*Aim of the exercise:* Word for word, copy the records and drop the pictures.

*The data:*
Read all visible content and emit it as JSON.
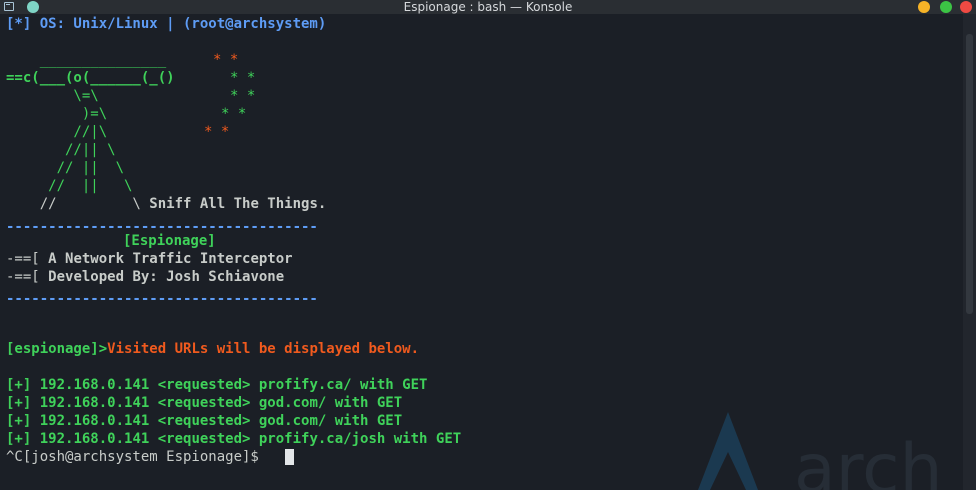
{
  "window": {
    "title": "Espionage : bash — Konsole"
  },
  "header": {
    "os_line": "[*] OS: Unix/Linux | (root@archsystem)"
  },
  "banner": {
    "art": {
      "l1": "    _______________",
      "l2": "==c(___(o(______(_()",
      "l3": "        \\=\\",
      "l4": "         )=\\",
      "l5": "        //|\\",
      "l6": "       //|| \\",
      "l7": "      // ||  \\",
      "l8": "     //  ||   \\",
      "l9": "    //         \\"
    },
    "stars": {
      "s1": "* *",
      "s2": "* *",
      "s3": "* *",
      "s4": "* *",
      "s5": "* *"
    },
    "tagline": "Sniff All The Things.",
    "divider": "-------------------------------------",
    "tool_name": "[Espionage]",
    "desc_prefix": "-==[",
    "desc": "A Network Traffic Interceptor",
    "dev_prefix": "-==[",
    "dev": "Developed By: Josh Schiavone"
  },
  "status": {
    "prompt": "[espionage]>",
    "message": "Visited URLs will be displayed below."
  },
  "log": [
    {
      "tag": "[+]",
      "text": "192.168.0.141 <requested> profify.ca/ with GET"
    },
    {
      "tag": "[+]",
      "text": "192.168.0.141 <requested> god.com/ with GET"
    },
    {
      "tag": "[+]",
      "text": "192.168.0.141 <requested> god.com/ with GET"
    },
    {
      "tag": "[+]",
      "text": "192.168.0.141 <requested> profify.ca/josh with GET"
    }
  ],
  "shell": {
    "prompt": "^C[josh@archsystem Espionage]$ "
  },
  "watermark": {
    "text": "arch"
  },
  "colors": {
    "green": "#3fd25a",
    "orange": "#f05a1e",
    "blue": "#5e9cf5",
    "background": "#1b1f26"
  }
}
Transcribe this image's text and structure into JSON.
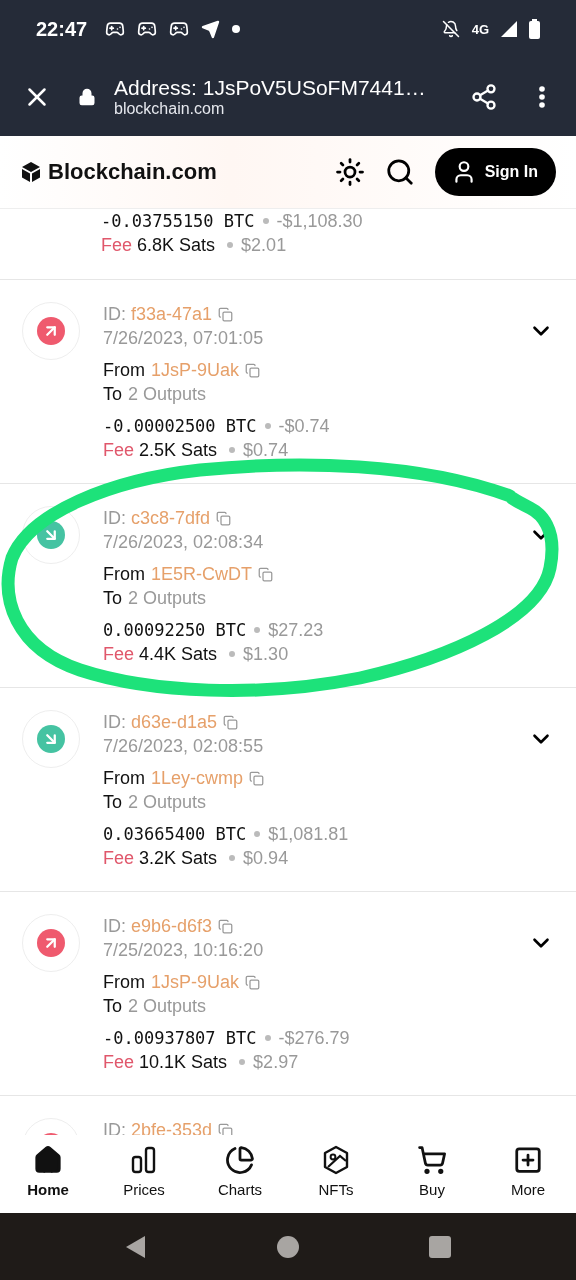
{
  "status_bar": {
    "time": "22:47",
    "network": "4G"
  },
  "browser_bar": {
    "title": "Address: 1JsPoV5USoFM7441…",
    "url": "blockchain.com"
  },
  "site_header": {
    "brand": "Blockchain.com",
    "sign_in": "Sign In"
  },
  "transactions": [
    {
      "kind": "sent",
      "amount": "-0.03755150 BTC",
      "usd": "-$1,108.30",
      "fee_label": "Fee",
      "fee": "6.8K Sats",
      "fee_usd": "$2.01"
    },
    {
      "kind": "sent",
      "id_label": "ID:",
      "id": "f33a-47a1",
      "date": "7/26/2023, 07:01:05",
      "from_label": "From",
      "from": "1JsP-9Uak",
      "to_label": "To",
      "to": "2 Outputs",
      "amount": "-0.00002500 BTC",
      "usd": "-$0.74",
      "fee_label": "Fee",
      "fee": "2.5K Sats",
      "fee_usd": "$0.74"
    },
    {
      "kind": "received",
      "id_label": "ID:",
      "id": "c3c8-7dfd",
      "date": "7/26/2023, 02:08:34",
      "from_label": "From",
      "from": "1E5R-CwDT",
      "to_label": "To",
      "to": "2 Outputs",
      "amount": "0.00092250 BTC",
      "usd": "$27.23",
      "fee_label": "Fee",
      "fee": "4.4K Sats",
      "fee_usd": "$1.30"
    },
    {
      "kind": "received",
      "id_label": "ID:",
      "id": "d63e-d1a5",
      "date": "7/26/2023, 02:08:55",
      "from_label": "From",
      "from": "1Ley-cwmp",
      "to_label": "To",
      "to": "2 Outputs",
      "amount": "0.03665400 BTC",
      "usd": "$1,081.81",
      "fee_label": "Fee",
      "fee": "3.2K Sats",
      "fee_usd": "$0.94"
    },
    {
      "kind": "sent",
      "id_label": "ID:",
      "id": "e9b6-d6f3",
      "date": "7/25/2023, 10:16:20",
      "from_label": "From",
      "from": "1JsP-9Uak",
      "to_label": "To",
      "to": "2 Outputs",
      "amount": "-0.00937807 BTC",
      "usd": "-$276.79",
      "fee_label": "Fee",
      "fee": "10.1K Sats",
      "fee_usd": "$2.97"
    },
    {
      "kind": "sent",
      "id_label": "ID:",
      "id": "2bfe-353d"
    }
  ],
  "bottom_nav": [
    {
      "kind": "home",
      "label": "Home",
      "selected": true
    },
    {
      "kind": "prices",
      "label": "Prices",
      "selected": false
    },
    {
      "kind": "charts",
      "label": "Charts",
      "selected": false
    },
    {
      "kind": "nfts",
      "label": "NFTs",
      "selected": false
    },
    {
      "kind": "buy",
      "label": "Buy",
      "selected": false
    },
    {
      "kind": "more",
      "label": "More",
      "selected": false
    }
  ]
}
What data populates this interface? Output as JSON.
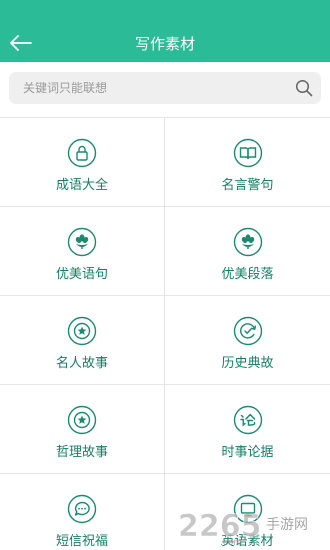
{
  "header": {
    "title": "写作素材",
    "back_icon": "arrow-left-icon"
  },
  "search": {
    "placeholder": "关键词只能联想",
    "value": ""
  },
  "colors": {
    "accent": "#2bbb97",
    "label": "#147f66",
    "icon": "#1d8a6f"
  },
  "items": [
    {
      "label": "成语大全",
      "icon": "lock-icon"
    },
    {
      "label": "名言警句",
      "icon": "book-icon"
    },
    {
      "label": "优美语句",
      "icon": "flower-icon"
    },
    {
      "label": "优美段落",
      "icon": "flower-icon"
    },
    {
      "label": "名人故事",
      "icon": "star-icon"
    },
    {
      "label": "历史典故",
      "icon": "refresh-check-icon"
    },
    {
      "label": "哲理故事",
      "icon": "star-icon"
    },
    {
      "label": "时事论据",
      "icon": "lun-icon"
    },
    {
      "label": "短信祝福",
      "icon": "chat-icon"
    },
    {
      "label": "英语素材",
      "icon": "screen-icon"
    }
  ],
  "watermark": {
    "number": "2265",
    "domain": ".com",
    "text": "手游网"
  }
}
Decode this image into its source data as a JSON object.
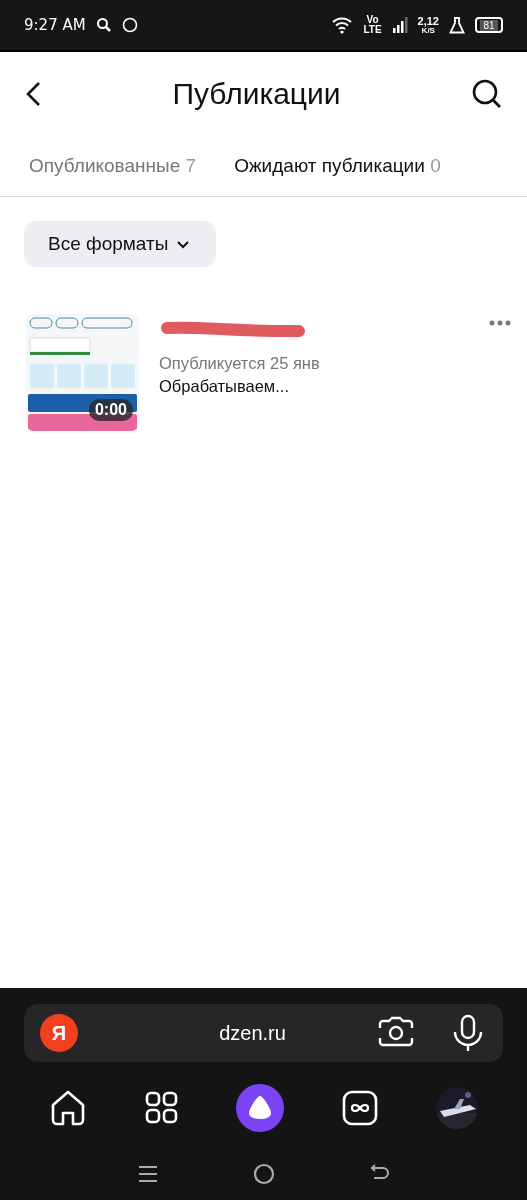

*Answer box:*
Read all visible content and emit it as JSON.
{
  "window": {
    "title": "Espionage : bash — Konsole"
  },
  "header": {
    "os_line": "[*] OS: Unix/Linux | (root@archsystem)"
  },
  "banner": {
    "art": {
      "l1": "    _______________",
      "l2": "==c(___(o(______(_()",
      "l3": "        \\=\\",
      "l4": "         )=\\",
      "l5": "        //|\\",
      "l6": "       //|| \\",
      "l7": "      // ||  \\",
      "l8": "     //  ||   \\",
      "l9": "    //         \\"
    },
    "stars": {
      "s1": "* *",
      "s2": "* *",
      "s3": "* *",
      "s4": "* *",
      "s5": "* *"
    },
    "tagline": "Sniff All The Things.",
    "divider": "-------------------------------------",
    "tool_name": "[Espionage]",
    "desc_prefix": "-==[",
    "desc": "A Network Traffic Interceptor",
    "dev_prefix": "-==[",
    "dev": "Developed By: Josh Schiavone"
  },
  "status": {
    "prompt": "[espionage]>",
    "message": "Visited URLs will be displayed below."
  },
  "log": [
    {
      "tag": "[+]",
      "text": "192.168.0.141 <requested> profify.ca/ with GET"
    },
    {
      "tag": "[+]",
      "text": "192.168.0.141 <requested> god.com/ with GET"
    },
    {
      "tag": "[+]",
      "text": "192.168.0.141 <requested> god.com/ with GET"
    },
    {
      "tag": "[+]",
      "text": "192.168.0.141 <requested> profify.ca/josh with GET"
    }
  ],
  "shell": {
    "prompt": "^C[josh@archsystem Espionage]$ "
  },
  "watermark": {
    "text": "arch"
  },
  "colors": {
    "green": "#3fd25a",
    "orange": "#f05a1e",
    "blue": "#5e9cf5",
    "background": "#1b1f26"
  }
}
Transcribe this image's text and structure into JSON.
{
  "status_bar": {
    "time": "22:47",
    "network": "4G"
  },
  "browser_bar": {
    "title": "Address: 1JsPoV5USoFM7441…",
    "url": "blockchain.com"
  },
  "site_header": {
    "brand": "Blockchain.com",
    "sign_in": "Sign In"
  },
  "transactions": [
    {
      "kind": "sent",
      "amount": "-0.03755150 BTC",
      "usd": "-$1,108.30",
      "fee_label": "Fee",
      "fee": "6.8K Sats",
      "fee_usd": "$2.01"
    },
    {
      "kind": "sent",
      "id_label": "ID:",
      "id": "f33a-47a1",
      "date": "7/26/2023, 07:01:05",
      "from_label": "From",
      "from": "1JsP-9Uak",
      "to_label": "To",
      "to": "2 Outputs",
      "amount": "-0.00002500 BTC",
      "usd": "-$0.74",
      "fee_label": "Fee",
      "fee": "2.5K Sats",
      "fee_usd": "$0.74"
    },
    {
      "kind": "received",
      "id_label": "ID:",
      "id": "c3c8-7dfd",
      "date": "7/26/2023, 02:08:34",
      "from_label": "From",
      "from": "1E5R-CwDT",
      "to_label": "To",
      "to": "2 Outputs",
      "amount": "0.00092250 BTC",
      "usd": "$27.23",
      "fee_label": "Fee",
      "fee": "4.4K Sats",
      "fee_usd": "$1.30"
    },
    {
      "kind": "received",
      "id_label": "ID:",
      "id": "d63e-d1a5",
      "date": "7/26/2023, 02:08:55",
      "from_label": "From",
      "from": "1Ley-cwmp",
      "to_label": "To",
      "to": "2 Outputs",
      "amount": "0.03665400 BTC",
      "usd": "$1,081.81",
      "fee_label": "Fee",
      "fee": "3.2K Sats",
      "fee_usd": "$0.94"
    },
    {
      "kind": "sent",
      "id_label": "ID:",
      "id": "e9b6-d6f3",
      "date": "7/25/2023, 10:16:20",
      "from_label": "From",
      "from": "1JsP-9Uak",
      "to_label": "To",
      "to": "2 Outputs",
      "amount": "-0.00937807 BTC",
      "usd": "-$276.79",
      "fee_label": "Fee",
      "fee": "10.1K Sats",
      "fee_usd": "$2.97"
    },
    {
      "kind": "sent",
      "id_label": "ID:",
      "id": "2bfe-353d"
    }
  ],
  "bottom_nav": [
    {
      "kind": "home",
      "label": "Home",
      "selected": true
    },
    {
      "kind": "prices",
      "label": "Prices",
      "selected": false
    },
    {
      "kind": "charts",
      "label": "Charts",
      "selected": false
    },
    {
      "kind": "nfts",
      "label": "NFTs",
      "selected": false
    },
    {
      "kind": "buy",
      "label": "Buy",
      "selected": false
    },
    {
      "kind": "more",
      "label": "More",
      "selected": false
    }
  ]
}
What data populates this interface? Output as JSON.
{
  "header": {
    "title": "写作素材",
    "back_icon": "arrow-left-icon"
  },
  "search": {
    "placeholder": "关键词只能联想",
    "value": ""
  },
  "colors": {
    "accent": "#2bbb97",
    "label": "#147f66",
    "icon": "#1d8a6f"
  },
  "items": [
    {
      "label": "成语大全",
      "icon": "lock-icon"
    },
    {
      "label": "名言警句",
      "icon": "book-icon"
    },
    {
      "label": "优美语句",
      "icon": "flower-icon"
    },
    {
      "label": "优美段落",
      "icon": "flower-icon"
    },
    {
      "label": "名人故事",
      "icon": "star-icon"
    },
    {
      "label": "历史典故",
      "icon": "refresh-check-icon"
    },
    {
      "label": "哲理故事",
      "icon": "star-icon"
    },
    {
      "label": "时事论据",
      "icon": "lun-icon"
    },
    {
      "label": "短信祝福",
      "icon": "chat-icon"
    },
    {
      "label": "英语素材",
      "icon": "screen-icon"
    }
  ],
  "watermark": {
    "number": "2265",
    "domain": ".com",
    "text": "手游网"
  }
}
Decode this image into its source data as a JSON object.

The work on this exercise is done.